Pillar one, renewable energy. Pillar two, your buildings become your own power plants. Pillar three, you have to store it with hydrogen. And then Pillar four…the internet communication revolution completely merges with new distributing energies to create a nervous system…Pillar five is electric plug-in transport…
when distributed Internet communication starts to organize distributed energies, we have a very powerful third industrial revolution that could change everything…
You can find some renewable energy in every square inch of the world. So how do we collect them? … If renewable energies are found in every square inch of the world in some frequency or proportion, why would we only collect them in a few central points? …
[it] jump starts the European economy, that’s the idea. Millions and millions and millions of jobs. Thousands of small and medium-sized enterprises have to convert 190 million buildings to power plants over the next 40 years…
That’s the vision: a decentralized energy system can be democratized with local ownership, spreading the production of energy and the economic benefits as widely as the renewable energy resource itself.

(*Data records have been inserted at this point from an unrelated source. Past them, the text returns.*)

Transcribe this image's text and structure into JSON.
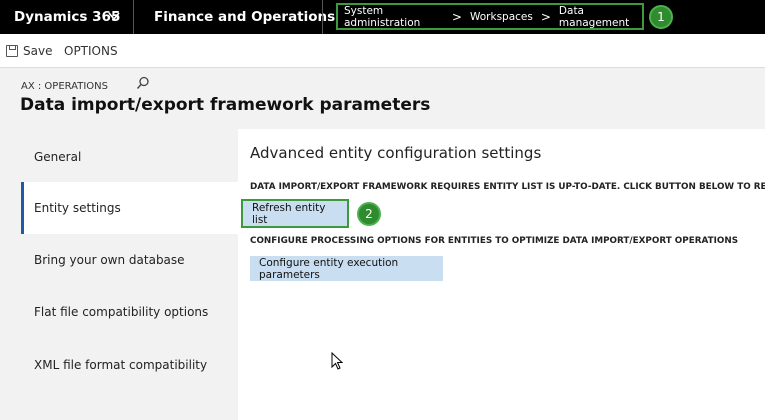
{
  "topbar": {
    "brand": "Dynamics 365",
    "module": "Finance and Operations",
    "breadcrumb": [
      "System administration",
      "Workspaces",
      "Data management"
    ],
    "breadcrumb_separator": ">",
    "badge1": "1"
  },
  "actionbar": {
    "save_label": "Save",
    "options_label": "OPTIONS"
  },
  "header": {
    "company": "AX : OPERATIONS",
    "title": "Data import/export framework parameters"
  },
  "leftnav": {
    "items": [
      {
        "label": "General"
      },
      {
        "label": "Entity settings"
      },
      {
        "label": "Bring your own database"
      },
      {
        "label": "Flat file compatibility options"
      },
      {
        "label": "XML file format compatibility"
      }
    ],
    "active_index": 1
  },
  "content": {
    "section_title": "Advanced entity configuration settings",
    "refresh_caption": "DATA IMPORT/EXPORT FRAMEWORK REQUIRES ENTITY LIST IS UP-TO-DATE. CLICK BUTTON BELOW TO REFRESH",
    "refresh_button": "Refresh entity list",
    "badge2": "2",
    "configure_caption": "CONFIGURE PROCESSING OPTIONS FOR ENTITIES TO OPTIMIZE DATA IMPORT/EXPORT OPERATIONS",
    "configure_button": "Configure entity execution parameters"
  },
  "colors": {
    "topbar_bg": "#000000",
    "highlight_green": "#3c9a3c",
    "badge_green": "#2e8b2e",
    "button_bg": "#c9def1",
    "nav_active_accent": "#1e5aa8"
  },
  "icons": {
    "brand_dropdown": "chevron-down-icon",
    "save": "save-icon",
    "search": "search-icon",
    "cursor": "mouse-pointer-icon"
  }
}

In recent weeks, I wrote a Solar Grid Parity 101 and published an animated map of the year when major U.S. metro areas will reach solar grid parity. The most frequent criticism was “you didn’t include tax incentives!”

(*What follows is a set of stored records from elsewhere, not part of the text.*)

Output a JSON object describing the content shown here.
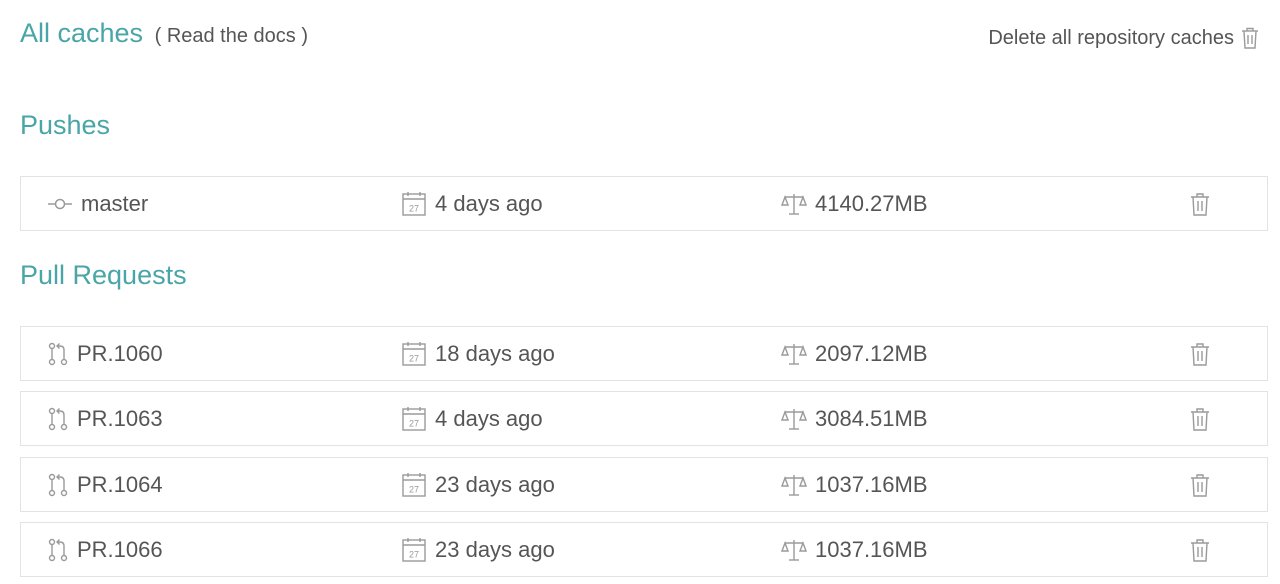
{
  "header": {
    "title": "All caches",
    "docs_open": "(",
    "docs_link": "Read the docs",
    "docs_close": ")",
    "delete_all_label": "Delete all repository caches"
  },
  "sections": [
    {
      "title": "Pushes",
      "rows": [
        {
          "name": "master",
          "name_icon": "commit-icon",
          "date": "4 days ago",
          "size": "4140.27MB"
        }
      ]
    },
    {
      "title": "Pull Requests",
      "rows": [
        {
          "name": "PR.1060",
          "name_icon": "pull-request-icon",
          "date": "18 days ago",
          "size": "2097.12MB"
        },
        {
          "name": "PR.1063",
          "name_icon": "pull-request-icon",
          "date": "4 days ago",
          "size": "3084.51MB"
        },
        {
          "name": "PR.1064",
          "name_icon": "pull-request-icon",
          "date": "23 days ago",
          "size": "1037.16MB"
        },
        {
          "name": "PR.1066",
          "name_icon": "pull-request-icon",
          "date": "23 days ago",
          "size": "1037.16MB"
        }
      ]
    }
  ],
  "icons": {
    "calendar_day": "27",
    "date_icon": "calendar-icon",
    "size_icon": "scale-icon",
    "delete_icon": "trash-icon"
  },
  "colors": {
    "accent": "#4aa5a8",
    "text": "#555555",
    "icon": "#9a9a9a",
    "border": "#e3e3e3"
  }
}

Yes, there is a 30% federal tax credit on the table until 2016 (barring Republican control of Congress and the White House) and it makes a substantial difference. Mouse over the following map to see the impact of the federal Investment Tax Credit on solar grid parity in 2016.
My one thought: if the ITC expires as scheduled, the 2017 map will have a lot more red than the 2016 one if we measure grid parity with incentives.

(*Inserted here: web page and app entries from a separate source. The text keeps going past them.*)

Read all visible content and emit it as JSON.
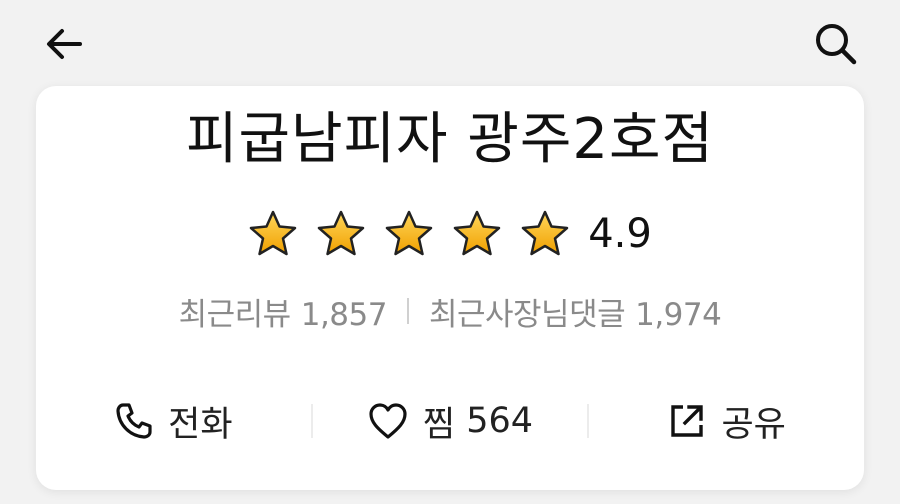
{
  "header": {
    "back_icon": "arrow-left-icon",
    "search_icon": "search-icon"
  },
  "store": {
    "name": "피굽남피자 광주2호점",
    "rating": "4.9",
    "rating_value": 4.9,
    "stars_filled": 5,
    "stars_total": 5,
    "star_color": "#f6b11a"
  },
  "counts": {
    "recent_reviews_label": "최근리뷰",
    "recent_reviews_value": "1,857",
    "owner_replies_label": "최근사장님댓글",
    "owner_replies_value": "1,974"
  },
  "actions": {
    "call_label": "전화",
    "call_icon": "phone-icon",
    "like_label": "찜",
    "like_count": "564",
    "like_icon": "heart-icon",
    "share_label": "공유",
    "share_icon": "share-icon"
  }
}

But you’ve seen the difference (from 3 states to 21 states with grid parity!), now vote in the comments:
Should the tax credit be included in a calculation of grid parity? Why or why not?
Note: This is a revision of the same post from last week, with an updated time-of-use pricing plan from Los Angeles. What if electricity cost more when the sun was shining? Many utilities are using new electronic “smart meters” to adjust the price of electricity as often as every 15 minutes, to reflect supply and… Continue reading
Conducted by market research institute Forsa on behalf of municipal utilities in Germany, the survey found that 61 percent of Germans are willing to pay more for their power if the extra cost helps ramp up the share of renewables. Public acceptance even extends to acceptance of wind turbines “in my backyard”; 54 percent of those surveyed said they would find it “good” or “very good” if a wind turbine were set up nearby.
That’s the German feed-in tariff at work…
In this Nov. 20 interview with Baruch on his WKBM Paradigms program, we talked about: The coming decentralization of the electricity system The folly of a building inherently decentralized technology (wind and solar) in a centralized fashion The benefits for local ownership of a decentralized system How limited economies of scale for solar and wind… Continue reading
One doesn’t need 540 MW of reserve to back up 540 MW of small-scale distributed generation, but one does need it to back up a single critical 540 MW unit.
Germany is the unquestioned world leader in renewable energy. By mid-2011, the European nation generated over 20 percent of its electricity from wind and solar power alone, and had created over 400,000 jobs in the industry. The sweet German success is no accident, however, and the following pie chart illustrates the results of a carefully… Continue reading
This is a presentation by John Farrell to the MDV-SEIA Solar Energy Focus conference in Washington, DC. In it, I discuss the transformation in the electricity system being wrought by clean energy sources, the winning economies of local solar power, how the drawbacks of solar are technically surmountable, and how public policy must change to… Continue reading
Americans seem unable to resist big things, and solar power plants are no exception. There may be no reasoning with an affinity for all things “super sized,” but the economics of large scale solar projects (and the unwelcome public scrutiny) should bury the notion that bigger is better for solar. In fact, smaller scale solar… Continue reading